Time is running out on health care, as well as for two other important pieces of legislation, the crime bill and campaign finance reform.
Neither is a substantive landmark, but the crime bill could help states and localities. Republicans are being hard-nosed about a provision that would let death penalty defendants use racial statistics to show racial bias. Yesterday, the White House signaled it would abandon that language to save other sections of the bill. Rep. Kweisi Mfume said he would fight to keep the sentencing provisions. We think he's right, particularly since there isn't enough money to pay for the other sections of the bill, anyway. Mr. Mfume and the Black Caucus should make it clear their price for a compromise is full funding for aid to strapped police forces, especially in crime-ridden big cities.
There is also a party dividing line on campaign finance reforms. Recently there has been some sign of compromise on limiting ZTC political action committee donations. This is not as important an issue as some politicians make it out to be, but the president and congressional leaders of both parties have invested so much time and attention in it that they need to agree.

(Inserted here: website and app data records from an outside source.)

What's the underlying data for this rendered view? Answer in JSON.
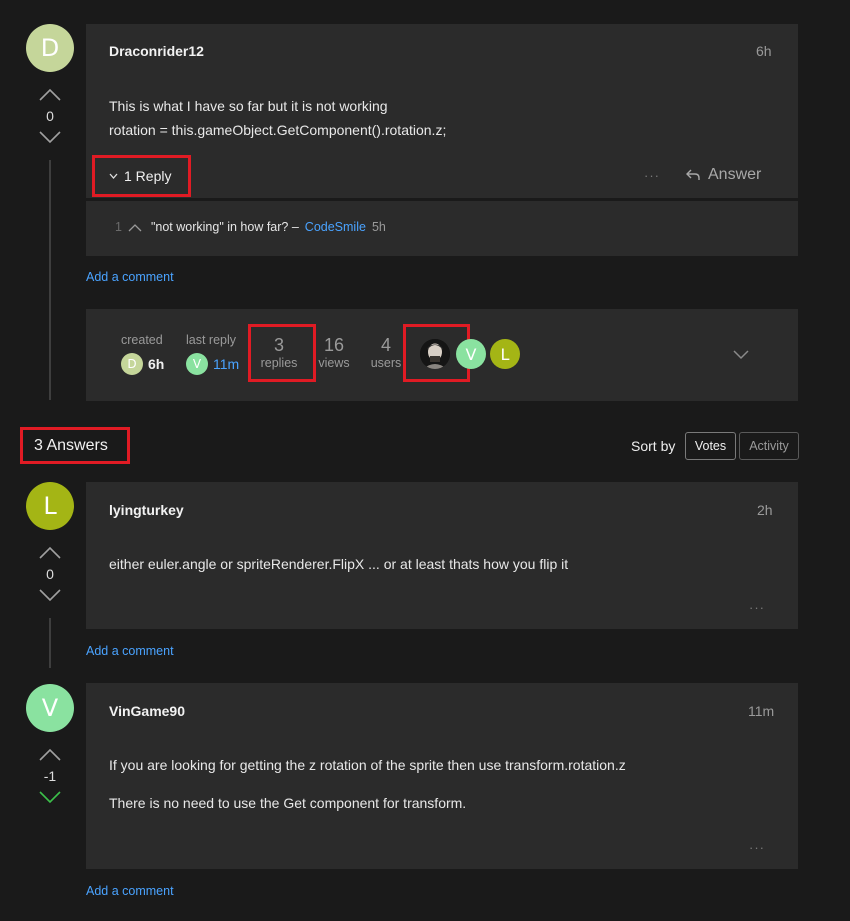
{
  "question": {
    "author_initial": "D",
    "author": "Draconrider12",
    "time": "6h",
    "vote_count": "0",
    "body_line1": "This is what I have so far but it is not working",
    "body_line2": "rotation = this.gameObject.GetComponent().rotation.z;",
    "reply_toggle": "1 Reply",
    "more": "···",
    "answer_label": "Answer",
    "reply": {
      "votes": "1",
      "text": "\"not working\" in how far? –",
      "author": "CodeSmile",
      "time": "5h"
    },
    "add_comment": "Add a comment",
    "stats": {
      "created_label": "created",
      "created_initial": "D",
      "created_time": "6h",
      "last_reply_label": "last reply",
      "last_reply_initial": "V",
      "last_reply_time": "11m",
      "replies_count": "3",
      "replies_label": "replies",
      "views_count": "16",
      "views_label": "views",
      "users_count": "4",
      "users_label": "users",
      "user_initials": [
        "V",
        "L"
      ]
    }
  },
  "answers_header": "3 Answers",
  "sort": {
    "label": "Sort by",
    "options": [
      "Votes",
      "Activity"
    ],
    "selected": "Votes"
  },
  "answers": [
    {
      "initial": "L",
      "author": "lyingturkey",
      "time": "2h",
      "votes": "0",
      "lines": [
        "either euler.angle or spriteRenderer.FlipX ... or at least thats how you flip it"
      ],
      "more": "···",
      "add_comment": "Add a comment"
    },
    {
      "initial": "V",
      "author": "VinGame90",
      "time": "11m",
      "votes": "-1",
      "lines": [
        "If you are looking for getting the z rotation of the sprite then use transform.rotation.z",
        "There is no need to use the Get component for transform."
      ],
      "more": "···",
      "add_comment": "Add a comment"
    }
  ],
  "colors": {
    "avatar_d": "#c5d69a",
    "avatar_l": "#a4b515",
    "avatar_v": "#8ae2a0",
    "highlight": "#e01b24",
    "link": "#4aa3ff",
    "downvote_active": "#3cc04a"
  }
}
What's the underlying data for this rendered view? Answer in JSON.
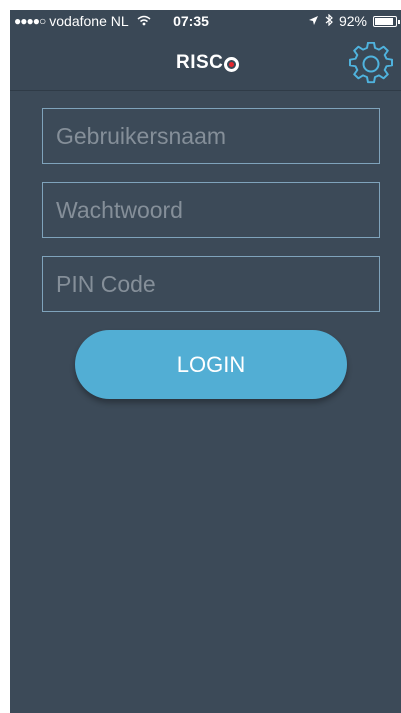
{
  "status_bar": {
    "signal": "●●●●○",
    "carrier": "vodafone NL",
    "time": "07:35",
    "battery": "92%",
    "battery_level": 0.92
  },
  "header": {
    "logo_text": "RISC",
    "settings_icon": "gear-icon"
  },
  "form": {
    "username_placeholder": "Gebruikersnaam",
    "password_placeholder": "Wachtwoord",
    "pin_placeholder": "PIN Code",
    "login_label": "LOGIN"
  },
  "colors": {
    "background": "#3c4a58",
    "field_border": "#7fa3bb",
    "button": "#52aed4",
    "logo_accent": "#e3262e"
  }
}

Health care, crime and political reform are going to be central themes in the 1994 congressional elections. Those three and, indirectly maybe, Whitewater. Debate on legislation in late July and early August (Congress will then take a summer recess) will occur with House and Senate Whitewater committee hearings under way. The hearings should be even more partisan than the legislative debates.
All this will make accomplishments in the next four weeks difficult and maybe even impossible. And what doesn't get done (or at least agreed upon) by mid-August will face even greater obstacles after Labor Day, when Congress is scheduled to meet for only one more month -- a month during which many senators and many, many representatives will be preoccupied with campaigning. A real test of Democratic leadership on the Hill looms. Can it deliver? A real test of Republican leadership looms, too. Can it only oppose?
We hope the answers to those questions are, respectively, "yes" and "no."